    4. I haven't really done any throughput benchmark but when the router and/or wireless devices are within 2 meters or so I'm getting full 300Mbps rate on E3000 <-> TP-Link AND TP-Link <-> wireless client. On DD-WRt with similar setup I can get 300mbps on E3000 <-> TP-Link (DD wrt) but only 144Mbps on TP-Link (dd-wrt) <-> wireless client (Virtual AP SSID). I already used 40Mhz channel width. Those rates are as seen in Tomato device list and Wireless connection properties on Windows.
    5. TP-Link stock firmware, aside from claiming full 300mbps rate, also appears to be more stable than DD-wrt based on a few days use. Dd-wrt lost connection several times, requires reboot.
    All in all, In most case I don't need MAC transparency (when I need it I'll connect to the main AP directly).

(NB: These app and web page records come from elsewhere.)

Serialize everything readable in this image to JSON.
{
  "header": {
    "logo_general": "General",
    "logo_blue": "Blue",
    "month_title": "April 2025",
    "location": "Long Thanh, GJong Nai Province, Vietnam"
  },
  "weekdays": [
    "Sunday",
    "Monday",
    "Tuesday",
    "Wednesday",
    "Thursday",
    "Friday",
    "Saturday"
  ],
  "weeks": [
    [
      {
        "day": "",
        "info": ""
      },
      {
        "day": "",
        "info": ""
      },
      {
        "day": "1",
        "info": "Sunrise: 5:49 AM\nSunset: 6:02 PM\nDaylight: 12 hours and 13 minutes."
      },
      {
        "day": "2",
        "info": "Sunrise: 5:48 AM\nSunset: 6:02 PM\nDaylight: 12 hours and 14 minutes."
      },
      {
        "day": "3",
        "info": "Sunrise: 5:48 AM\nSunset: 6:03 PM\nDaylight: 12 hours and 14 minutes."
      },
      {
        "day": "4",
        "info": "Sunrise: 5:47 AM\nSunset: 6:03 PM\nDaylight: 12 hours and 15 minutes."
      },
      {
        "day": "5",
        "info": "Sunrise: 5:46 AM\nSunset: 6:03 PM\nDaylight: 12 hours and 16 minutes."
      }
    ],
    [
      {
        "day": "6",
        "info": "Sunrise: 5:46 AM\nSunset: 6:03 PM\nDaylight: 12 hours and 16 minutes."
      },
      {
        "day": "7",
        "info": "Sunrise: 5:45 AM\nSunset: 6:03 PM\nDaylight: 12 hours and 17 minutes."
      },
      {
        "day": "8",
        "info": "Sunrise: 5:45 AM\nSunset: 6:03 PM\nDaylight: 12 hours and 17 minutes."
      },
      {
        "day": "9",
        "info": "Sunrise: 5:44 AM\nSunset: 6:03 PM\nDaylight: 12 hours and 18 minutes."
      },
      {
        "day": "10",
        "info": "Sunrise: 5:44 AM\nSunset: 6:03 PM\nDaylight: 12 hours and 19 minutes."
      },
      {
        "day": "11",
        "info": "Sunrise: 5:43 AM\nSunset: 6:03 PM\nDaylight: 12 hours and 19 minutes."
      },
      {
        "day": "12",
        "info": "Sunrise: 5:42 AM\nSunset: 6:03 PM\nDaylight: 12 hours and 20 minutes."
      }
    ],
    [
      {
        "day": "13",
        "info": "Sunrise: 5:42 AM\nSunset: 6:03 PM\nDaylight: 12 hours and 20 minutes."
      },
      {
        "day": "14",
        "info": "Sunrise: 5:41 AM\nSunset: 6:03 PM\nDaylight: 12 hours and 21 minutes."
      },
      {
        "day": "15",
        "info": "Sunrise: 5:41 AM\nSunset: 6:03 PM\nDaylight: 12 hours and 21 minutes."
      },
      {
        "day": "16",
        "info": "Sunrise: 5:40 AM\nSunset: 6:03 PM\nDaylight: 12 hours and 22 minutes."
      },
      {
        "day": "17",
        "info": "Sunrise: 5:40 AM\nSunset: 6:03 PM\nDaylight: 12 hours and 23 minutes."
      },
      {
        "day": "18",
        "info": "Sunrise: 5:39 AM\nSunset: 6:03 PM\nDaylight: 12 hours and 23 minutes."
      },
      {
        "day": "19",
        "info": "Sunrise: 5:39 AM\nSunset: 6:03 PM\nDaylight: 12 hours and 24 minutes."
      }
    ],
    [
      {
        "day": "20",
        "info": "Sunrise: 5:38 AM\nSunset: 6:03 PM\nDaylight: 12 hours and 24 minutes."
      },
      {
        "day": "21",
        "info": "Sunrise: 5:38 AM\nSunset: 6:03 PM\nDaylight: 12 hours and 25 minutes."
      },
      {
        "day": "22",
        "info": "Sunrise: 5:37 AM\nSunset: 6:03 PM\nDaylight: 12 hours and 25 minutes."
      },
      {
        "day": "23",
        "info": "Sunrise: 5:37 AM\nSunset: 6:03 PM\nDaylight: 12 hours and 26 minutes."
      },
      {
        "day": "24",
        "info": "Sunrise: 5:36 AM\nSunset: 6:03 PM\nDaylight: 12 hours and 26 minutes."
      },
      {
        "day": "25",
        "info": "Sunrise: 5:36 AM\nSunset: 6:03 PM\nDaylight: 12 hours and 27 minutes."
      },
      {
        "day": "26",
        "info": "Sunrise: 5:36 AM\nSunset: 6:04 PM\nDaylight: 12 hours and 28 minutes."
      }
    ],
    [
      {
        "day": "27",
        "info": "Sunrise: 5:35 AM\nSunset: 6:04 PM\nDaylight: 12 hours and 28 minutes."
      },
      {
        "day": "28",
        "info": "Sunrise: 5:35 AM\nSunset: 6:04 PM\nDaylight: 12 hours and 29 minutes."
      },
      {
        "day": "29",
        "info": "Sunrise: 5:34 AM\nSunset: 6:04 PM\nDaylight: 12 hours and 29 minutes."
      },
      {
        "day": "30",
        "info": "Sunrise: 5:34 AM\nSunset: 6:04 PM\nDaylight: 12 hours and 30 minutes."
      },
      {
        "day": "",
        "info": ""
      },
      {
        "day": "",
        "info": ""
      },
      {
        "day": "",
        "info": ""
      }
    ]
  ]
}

    Your tutorial is a good start, and it works. It works wonderfully, in fact. :) Thanks Oleg.
     
    Last edited: Aug 20, 2013
  7. Oleg Repin

    Oleg Repin Networkin' Nut Member

    > No need to set static IPs on TP-Link, Dynamics works just fine
    It works fine in my case too. But I found out it takes several seconds to establish E3000<-> TP-Link connection if leave TP-Link WAN as dynamic. While it is not a problem in the most cases, in highly congested environment (like mine) it could cause less reliable connection.
    > I already used 40Mhz channel width
    Unfortunately it does not work in my case. Probably because of different TP-Link models or more clean wireless environment.
    > Thanks Oleg
    You are very welcome.
     
    Last edited: Aug 24, 2013
  8. Shovon_5

    Shovon_5 Reformed Router Member

    Hi,

    I just wanted to get clear about something. Are we talking about just extending the WIFI network so we can connect more devices wirelessly? Or are we converting a wireless signal to ethernet over CAT5/6 using the TL-WR720N.. I need to do the latter but not sure if its possible with the TP. Thanks..
     

Share This Page